WHAT TO PRODUCE
No picture belongs in the answer, which must hold exactly the lines from the one with "Give me the" through the final line below.
+++
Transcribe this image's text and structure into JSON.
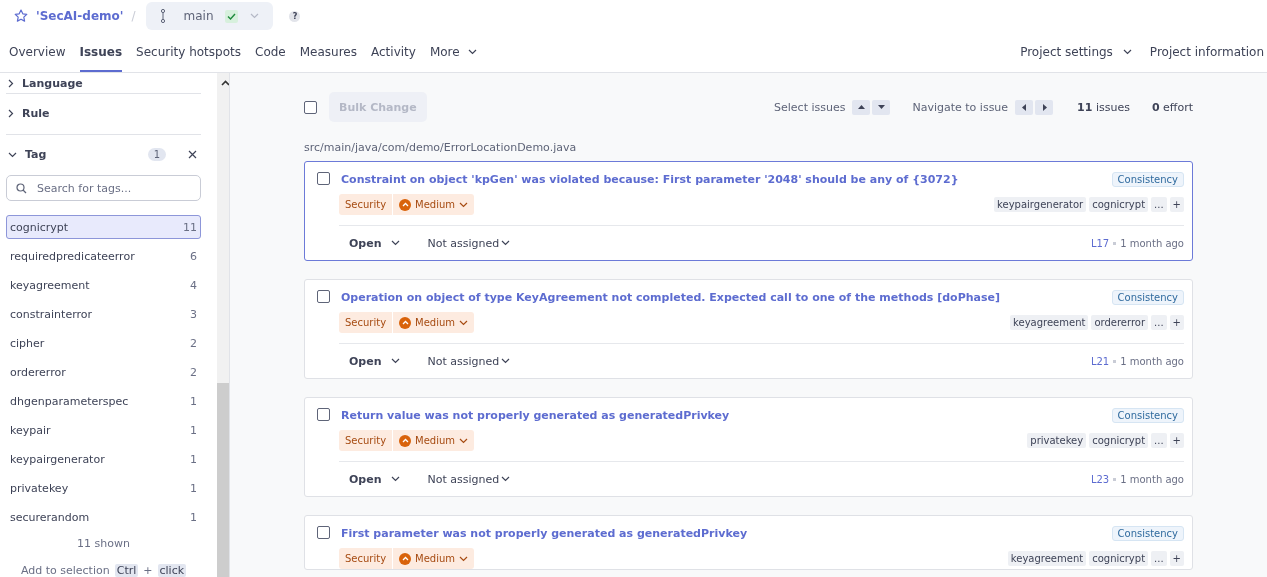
{
  "project": {
    "name": "'SecAI-demo'",
    "separator": "/",
    "branch": "main",
    "branch_ok": true,
    "help": "?"
  },
  "nav": {
    "tabs": [
      {
        "label": "Overview",
        "selected": false,
        "dropdown": false
      },
      {
        "label": "Issues",
        "selected": true,
        "dropdown": false
      },
      {
        "label": "Security hotspots",
        "selected": false,
        "dropdown": false
      },
      {
        "label": "Code",
        "selected": false,
        "dropdown": false
      },
      {
        "label": "Measures",
        "selected": false,
        "dropdown": false
      },
      {
        "label": "Activity",
        "selected": false,
        "dropdown": false
      },
      {
        "label": "More",
        "selected": false,
        "dropdown": true
      }
    ],
    "right": [
      {
        "label": "Project settings",
        "dropdown": true
      },
      {
        "label": "Project information",
        "dropdown": false
      }
    ]
  },
  "sidebar": {
    "facets": [
      {
        "label": "Language",
        "expanded": false
      },
      {
        "label": "Rule",
        "expanded": false
      }
    ],
    "tag_facet": {
      "label": "Tag",
      "expanded": true,
      "count": "1"
    },
    "search": {
      "placeholder": "Search for tags..."
    },
    "tags": [
      {
        "name": "cognicrypt",
        "count": "11",
        "selected": true
      },
      {
        "name": "requiredpredicateerror",
        "count": "6",
        "selected": false
      },
      {
        "name": "keyagreement",
        "count": "4",
        "selected": false
      },
      {
        "name": "constrainterror",
        "count": "3",
        "selected": false
      },
      {
        "name": "cipher",
        "count": "2",
        "selected": false
      },
      {
        "name": "ordererror",
        "count": "2",
        "selected": false
      },
      {
        "name": "dhgenparameterspec",
        "count": "1",
        "selected": false
      },
      {
        "name": "keypair",
        "count": "1",
        "selected": false
      },
      {
        "name": "keypairgenerator",
        "count": "1",
        "selected": false
      },
      {
        "name": "privatekey",
        "count": "1",
        "selected": false
      },
      {
        "name": "securerandom",
        "count": "1",
        "selected": false
      }
    ],
    "shown": "11 shown",
    "hint": {
      "text": "Add to selection",
      "keys": [
        "Ctrl",
        "click"
      ],
      "plus": "+"
    }
  },
  "toolbar": {
    "select_all_checked": false,
    "bulk_change": "Bulk Change",
    "bulk_disabled": true,
    "select_issues": "Select issues",
    "navigate": "Navigate to issue",
    "issues_total": "**11** issues",
    "effort": "**0** effort"
  },
  "file_path": "src/main/java/com/demo/ErrorLocationDemo.java",
  "issues": [
    {
      "title": "Constraint on object 'kpGen' was violated because: First parameter '2048' should be any of {3072}",
      "selected": true,
      "checked": false,
      "attribute": "Consistency",
      "quality": "Security",
      "severity": "Medium",
      "tags": [
        "keypairgenerator",
        "cognicrypt"
      ],
      "more": "...",
      "add": "+",
      "status": "Open",
      "assignee": "Not assigned",
      "line": "L17",
      "age": "1 month ago"
    },
    {
      "title": "Operation on object of type KeyAgreement not completed. Expected call to one of the methods [doPhase]",
      "selected": false,
      "checked": false,
      "attribute": "Consistency",
      "quality": "Security",
      "severity": "Medium",
      "tags": [
        "keyagreement",
        "ordererror"
      ],
      "more": "...",
      "add": "+",
      "status": "Open",
      "assignee": "Not assigned",
      "line": "L21",
      "age": "1 month ago"
    },
    {
      "title": "Return value was not properly generated as generatedPrivkey",
      "selected": false,
      "checked": false,
      "attribute": "Consistency",
      "quality": "Security",
      "severity": "Medium",
      "tags": [
        "privatekey",
        "cognicrypt"
      ],
      "more": "...",
      "add": "+",
      "status": "Open",
      "assignee": "Not assigned",
      "line": "L23",
      "age": "1 month ago"
    },
    {
      "title": "First parameter was not properly generated as generatedPrivkey",
      "selected": false,
      "checked": false,
      "attribute": "Consistency",
      "quality": "Security",
      "severity": "Medium",
      "tags": [
        "keyagreement",
        "cognicrypt"
      ],
      "more": "...",
      "add": "+"
    }
  ]
}
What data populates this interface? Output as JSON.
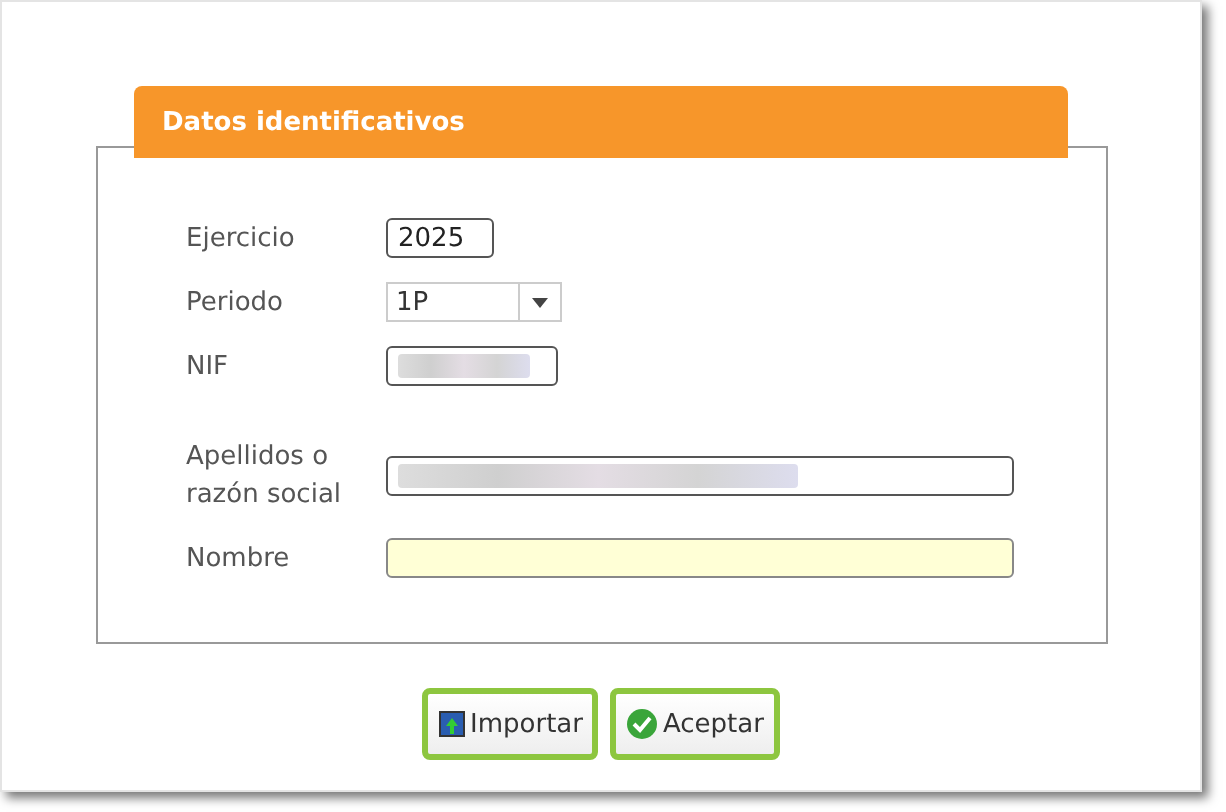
{
  "panel": {
    "title": "Datos identificativos"
  },
  "fields": [
    {
      "label": "Ejercicio",
      "kind": "text",
      "value": "2025",
      "highlighted": false
    },
    {
      "label": "Periodo",
      "kind": "select",
      "value": "1P"
    },
    {
      "label": "NIF",
      "kind": "masked",
      "highlighted": false
    },
    {
      "label": "Apellidos o razón social",
      "kind": "masked",
      "highlighted": false
    },
    {
      "label": "Nombre",
      "kind": "text",
      "highlighted": true
    }
  ],
  "buttons": [
    {
      "label": "Importar"
    },
    {
      "label": "Aceptar"
    }
  ]
}
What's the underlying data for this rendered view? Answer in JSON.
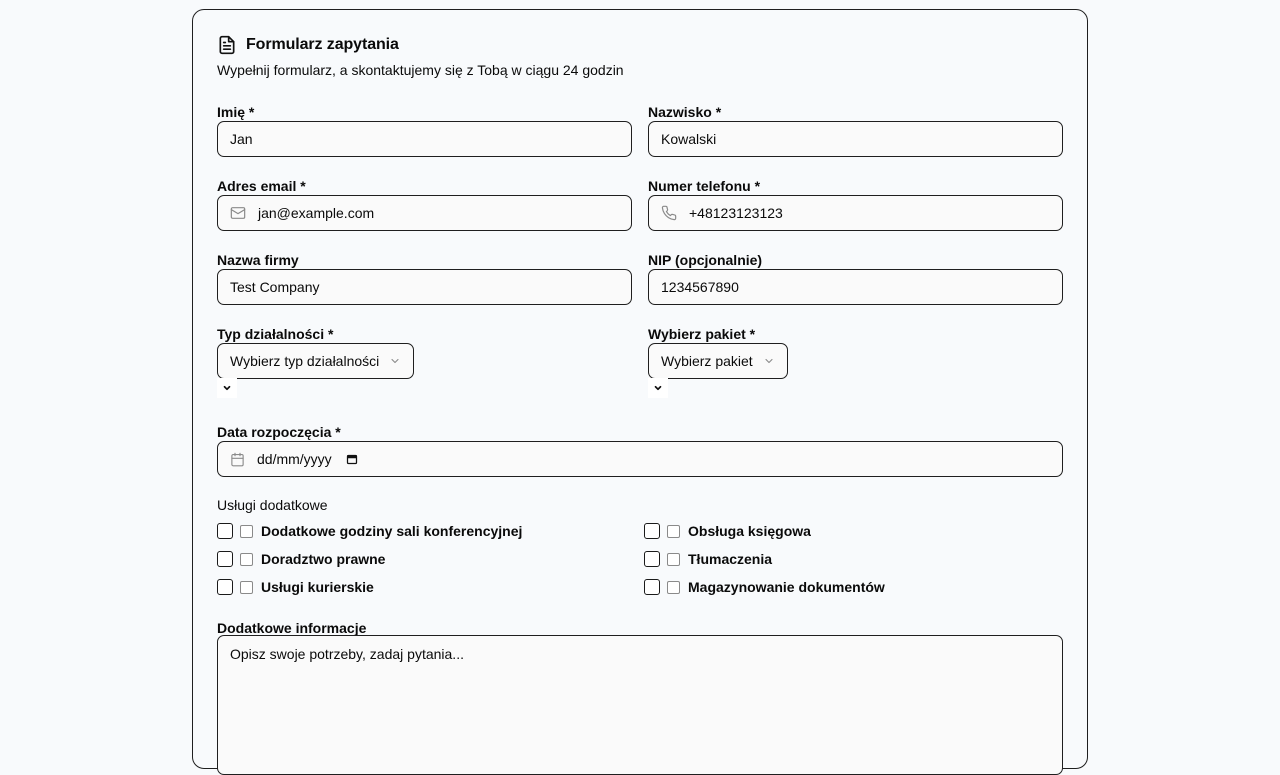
{
  "form": {
    "title": "Formularz zapytania",
    "subtitle": "Wypełnij formularz, a skontaktujemy się z Tobą w ciągu 24 godzin",
    "first_name": {
      "label": "Imię *",
      "value": "Jan"
    },
    "last_name": {
      "label": "Nazwisko *",
      "value": "Kowalski"
    },
    "email": {
      "label": "Adres email *",
      "value": "jan@example.com",
      "icon": "mail-icon"
    },
    "phone": {
      "label": "Numer telefonu *",
      "value": "+48123123123",
      "icon": "phone-icon"
    },
    "company": {
      "label": "Nazwa firmy",
      "value": "Test Company"
    },
    "nip": {
      "label": "NIP (opcjonalnie)",
      "value": "1234567890"
    },
    "business_type": {
      "label": "Typ działalności *",
      "value": "Wybierz typ działalności"
    },
    "package": {
      "label": "Wybierz pakiet *",
      "value": "Wybierz pakiet"
    },
    "start_date": {
      "label": "Data rozpoczęcia *",
      "value": "dd/mm/yyyy",
      "icon": "calendar-icon"
    },
    "services": {
      "label": "Usługi dodatkowe",
      "items": [
        {
          "label": "Dodatkowe godziny sali konferencyjnej",
          "checked": false
        },
        {
          "label": "Obsługa księgowa",
          "checked": false
        },
        {
          "label": "Doradztwo prawne",
          "checked": false
        },
        {
          "label": "Tłumaczenia",
          "checked": false
        },
        {
          "label": "Usługi kurierskie",
          "checked": false
        },
        {
          "label": "Magazynowanie dokumentów",
          "checked": false
        }
      ]
    },
    "notes": {
      "label": "Dodatkowe informacje",
      "placeholder": "Opisz swoje potrzeby, zadaj pytania..."
    }
  }
}
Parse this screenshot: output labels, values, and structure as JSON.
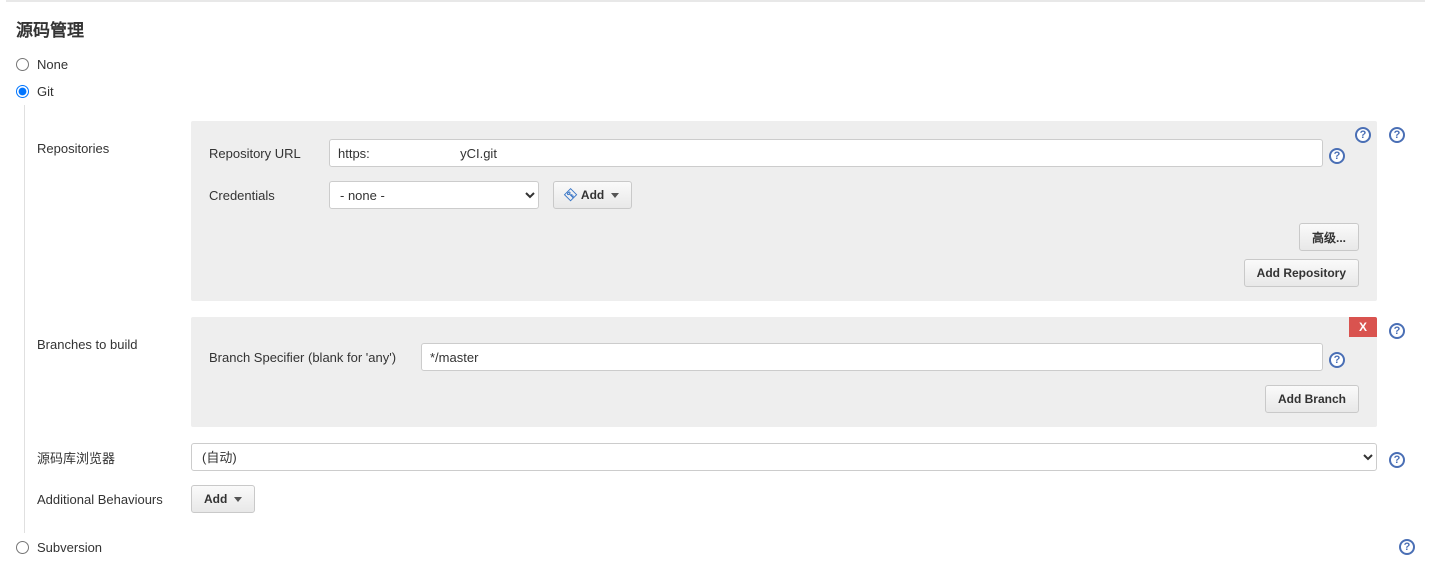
{
  "section_title": "源码管理",
  "options": {
    "none": "None",
    "git": "Git",
    "subversion": "Subversion"
  },
  "repositories": {
    "label": "Repositories",
    "url_label": "Repository URL",
    "url_value": "https:                         yCI.git",
    "credentials_label": "Credentials",
    "credentials_value": "- none -",
    "add_label": "Add",
    "advanced_label": "高级...",
    "add_repo_label": "Add Repository"
  },
  "branches": {
    "label": "Branches to build",
    "specifier_label": "Branch Specifier (blank for 'any')",
    "specifier_value": "*/master",
    "add_branch_label": "Add Branch",
    "delete_x": "X"
  },
  "browser": {
    "label": "源码库浏览器",
    "value": "(自动)"
  },
  "behaviours": {
    "label": "Additional Behaviours",
    "add_label": "Add"
  },
  "help_glyph": "?"
}
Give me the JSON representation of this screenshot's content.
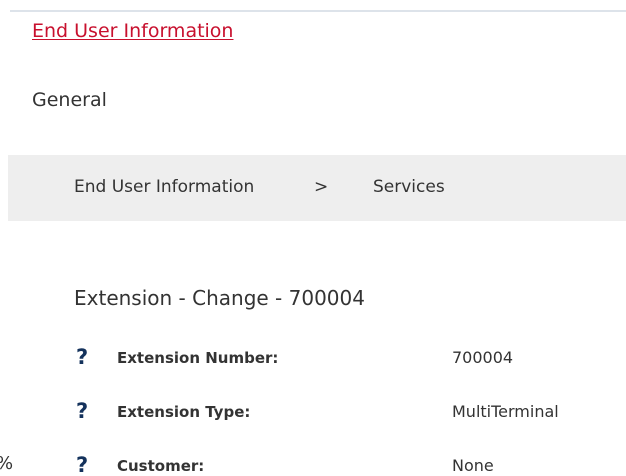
{
  "header": {
    "end_user_info_link": "End User Information",
    "general_heading": "General"
  },
  "breadcrumb": {
    "items": [
      "End User Information",
      "Services"
    ],
    "separator": ">"
  },
  "section": {
    "title": "Extension - Change - 700004"
  },
  "fields": [
    {
      "label": "Extension Number:",
      "value": "700004"
    },
    {
      "label": "Extension Type:",
      "value": "MultiTerminal"
    },
    {
      "label": "Customer:",
      "value": "None"
    }
  ],
  "help_icon_glyph": "?",
  "edge_glyph": "%",
  "colors": {
    "link": "#c8102e",
    "help_icon": "#14325c",
    "breadcrumb_bg": "#eeeeee",
    "text": "#333333"
  }
}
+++
ANSWER AREA
Give me the JSON representation of this screenshot's content.
{
  "header": {
    "end_user_info_link": "End User Information",
    "general_heading": "General"
  },
  "breadcrumb": {
    "items": [
      "End User Information",
      "Services"
    ],
    "separator": ">"
  },
  "section": {
    "title": "Extension - Change - 700004"
  },
  "fields": [
    {
      "label": "Extension Number:",
      "value": "700004"
    },
    {
      "label": "Extension Type:",
      "value": "MultiTerminal"
    },
    {
      "label": "Customer:",
      "value": "None"
    }
  ],
  "help_icon_glyph": "?",
  "edge_glyph": "%",
  "colors": {
    "link": "#c8102e",
    "help_icon": "#14325c",
    "breadcrumb_bg": "#eeeeee",
    "text": "#333333"
  }
}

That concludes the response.